While President Obama tries to persuade Congress to support his plan for punitive airstrikes against Syria, Britons are still debating the meaning of Parliament’s 285-to-272 vote last week not to authorize Prime Minister David Cameron to commit British military forces to join in those strikes. With military action excluded, at least for now, Mr. Cameron has promised a new diplomatic push to end the Syrian fighting that has killed at least 100,000 people and created millions of desperate refugees.
That surprising parliamentary vote was not a permanent departure from Britain’s longstanding military partnership with the United States, but it was a special case based on unusual circumstances. Britain did, after all, join the United States and France in the much larger air campaign over Libya in 2011. And it will almost surely engage in other joint actions in the future, when the two countries’ broad national interests, and temporary political cycles, more closely coincide, as they usually do.
With common democratic values and shared economic priorities, Britain has been America’s most reliable European ally, and it remains so today. Parliament’s vote on Syria will not change that. Mr. Cameron still has plenty of tools available to advance those common goals, including Britain’s permanent seat on the United Nations Security Council, and its membership in the European Union.
There is no question that Mr. Cameron helped assure his parliamentary defeat by mistiming and carelessly preparing the vote. The no votes from his own Conservative Party shows that. But it is also important to remember that the Conservatives do not hold a majority of seats in this Parliament and that Mr. Cameron holds power only virtue of a coalition with the normally dovish Liberal Democrats. Nine Liberal Democrats also voted no on airstrikes against Syria.

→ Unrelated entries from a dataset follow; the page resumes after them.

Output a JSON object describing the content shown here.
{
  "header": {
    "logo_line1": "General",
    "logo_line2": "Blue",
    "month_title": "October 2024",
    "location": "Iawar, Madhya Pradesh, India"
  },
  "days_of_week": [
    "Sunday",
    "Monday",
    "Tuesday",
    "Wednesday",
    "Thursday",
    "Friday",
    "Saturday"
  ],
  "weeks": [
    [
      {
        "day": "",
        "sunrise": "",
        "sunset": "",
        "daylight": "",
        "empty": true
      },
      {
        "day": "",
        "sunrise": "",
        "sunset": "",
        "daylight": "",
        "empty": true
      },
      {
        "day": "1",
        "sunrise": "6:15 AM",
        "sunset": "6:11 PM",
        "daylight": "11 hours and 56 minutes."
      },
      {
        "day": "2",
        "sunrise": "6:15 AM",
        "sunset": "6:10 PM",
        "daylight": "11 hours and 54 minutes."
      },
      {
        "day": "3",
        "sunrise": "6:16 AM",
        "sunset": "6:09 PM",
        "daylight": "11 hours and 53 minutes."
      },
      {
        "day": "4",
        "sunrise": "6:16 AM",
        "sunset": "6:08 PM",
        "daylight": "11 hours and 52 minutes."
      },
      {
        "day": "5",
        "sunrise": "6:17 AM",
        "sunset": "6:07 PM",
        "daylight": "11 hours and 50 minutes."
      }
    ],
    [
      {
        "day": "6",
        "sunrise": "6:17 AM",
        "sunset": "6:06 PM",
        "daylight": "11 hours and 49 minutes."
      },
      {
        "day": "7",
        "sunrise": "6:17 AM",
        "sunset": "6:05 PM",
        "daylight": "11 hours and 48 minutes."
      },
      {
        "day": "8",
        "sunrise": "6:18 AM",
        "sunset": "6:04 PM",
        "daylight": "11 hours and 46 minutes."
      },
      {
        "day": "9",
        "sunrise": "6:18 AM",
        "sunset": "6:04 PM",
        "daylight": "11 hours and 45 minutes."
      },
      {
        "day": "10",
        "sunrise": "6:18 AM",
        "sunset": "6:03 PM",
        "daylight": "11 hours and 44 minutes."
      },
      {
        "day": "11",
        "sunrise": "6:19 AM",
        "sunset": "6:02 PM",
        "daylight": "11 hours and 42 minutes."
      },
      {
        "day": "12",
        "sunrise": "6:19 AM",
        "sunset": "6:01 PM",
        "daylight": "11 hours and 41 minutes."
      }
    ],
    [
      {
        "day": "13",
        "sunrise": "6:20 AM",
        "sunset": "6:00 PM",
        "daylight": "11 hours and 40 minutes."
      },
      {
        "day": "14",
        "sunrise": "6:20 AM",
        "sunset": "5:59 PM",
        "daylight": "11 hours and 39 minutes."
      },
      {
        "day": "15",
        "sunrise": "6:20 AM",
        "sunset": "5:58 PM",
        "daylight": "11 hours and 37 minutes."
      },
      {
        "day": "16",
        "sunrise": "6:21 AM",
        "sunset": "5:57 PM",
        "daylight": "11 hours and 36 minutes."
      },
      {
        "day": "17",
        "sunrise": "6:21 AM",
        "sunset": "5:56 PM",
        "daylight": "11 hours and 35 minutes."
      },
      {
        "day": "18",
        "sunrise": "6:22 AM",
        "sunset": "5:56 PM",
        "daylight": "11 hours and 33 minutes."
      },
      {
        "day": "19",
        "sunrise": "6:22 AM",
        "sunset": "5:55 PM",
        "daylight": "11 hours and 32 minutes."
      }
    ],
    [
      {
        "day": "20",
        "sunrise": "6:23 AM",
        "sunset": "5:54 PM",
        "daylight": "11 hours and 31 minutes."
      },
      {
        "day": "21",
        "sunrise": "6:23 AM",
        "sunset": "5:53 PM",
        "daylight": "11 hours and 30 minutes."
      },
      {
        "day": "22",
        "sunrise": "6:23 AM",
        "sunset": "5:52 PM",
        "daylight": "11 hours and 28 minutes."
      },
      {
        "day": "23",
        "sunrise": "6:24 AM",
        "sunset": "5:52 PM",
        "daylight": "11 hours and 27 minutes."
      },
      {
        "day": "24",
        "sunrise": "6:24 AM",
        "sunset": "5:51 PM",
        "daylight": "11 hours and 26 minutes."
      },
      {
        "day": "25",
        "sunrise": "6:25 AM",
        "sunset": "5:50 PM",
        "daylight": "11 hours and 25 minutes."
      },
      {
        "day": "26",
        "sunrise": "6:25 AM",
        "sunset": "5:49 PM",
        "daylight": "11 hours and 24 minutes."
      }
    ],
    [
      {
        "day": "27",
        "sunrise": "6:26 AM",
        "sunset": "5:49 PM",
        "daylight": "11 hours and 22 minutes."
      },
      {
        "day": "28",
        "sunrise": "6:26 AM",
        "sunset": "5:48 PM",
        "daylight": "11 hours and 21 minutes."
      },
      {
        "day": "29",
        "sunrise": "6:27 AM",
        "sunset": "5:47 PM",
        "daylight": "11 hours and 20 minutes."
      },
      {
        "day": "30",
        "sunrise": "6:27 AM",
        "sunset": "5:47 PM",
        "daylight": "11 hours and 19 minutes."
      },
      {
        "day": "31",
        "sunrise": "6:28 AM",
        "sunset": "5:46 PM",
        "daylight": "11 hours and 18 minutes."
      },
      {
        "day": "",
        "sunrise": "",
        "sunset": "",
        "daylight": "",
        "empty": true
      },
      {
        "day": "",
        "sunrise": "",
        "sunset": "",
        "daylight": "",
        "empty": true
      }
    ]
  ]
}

The largest bloc of no votes, 224, came from the opposition Labour Party, not much inclined to support Mr. Cameron on any issue, but particularly eager to extricate itself from what it now considers its supine willingness to follow Tony Blair into the costly quagmire of Iraq in 2003 based on inaccurate claims about Baghdad’s alleged weapons of mass destruction. For the Labour Party, and for members of other parties voting no, erasing the embarrassing political stain of 2003 seemed more pressing than any British strategic interests now at stake in Syria.
Party considerations aside, Parliament’s vote reflected British public opinion, which, as in most of Europe, does not favor any military involvement in the Syrian civil war.
Syria, of course, is not Iraq. The issue is not the alleged existence of terrible weapons but their actual use against helpless civilians. And Mr. Cameron’s proposed military response was far less open-ended than Mr. Blair’s 10 years ago. But the tentative evidence he offered that the orders for gassing those civilians came from the top echelons of the regime of President Bashar al-Assad was not convincing enough to persuade a skeptical Parliament.
That still left the argument that Britain should stand with its American ally. By usually acting in tandem with Washington, Britain has been able to wield a greater influence in global politics than it would on its own. But Britain’s solidarity with American foreign policy has never been automatic, nor should it be.
Cases where one nation acted with military force without the other include Vietnam, Grenada and the Falklands. Syria may prove to be another such case. Or it may not. That will depend on whether Congress authorizes Mr. Obama to use military force and what other measures Washington chooses to take in response to evidence proving that the Assad regime used poison gas. The international community’s attempt to deter further chemical weapons atrocities in Syria is far from over. Britain may yet choose to play an important part in that effort.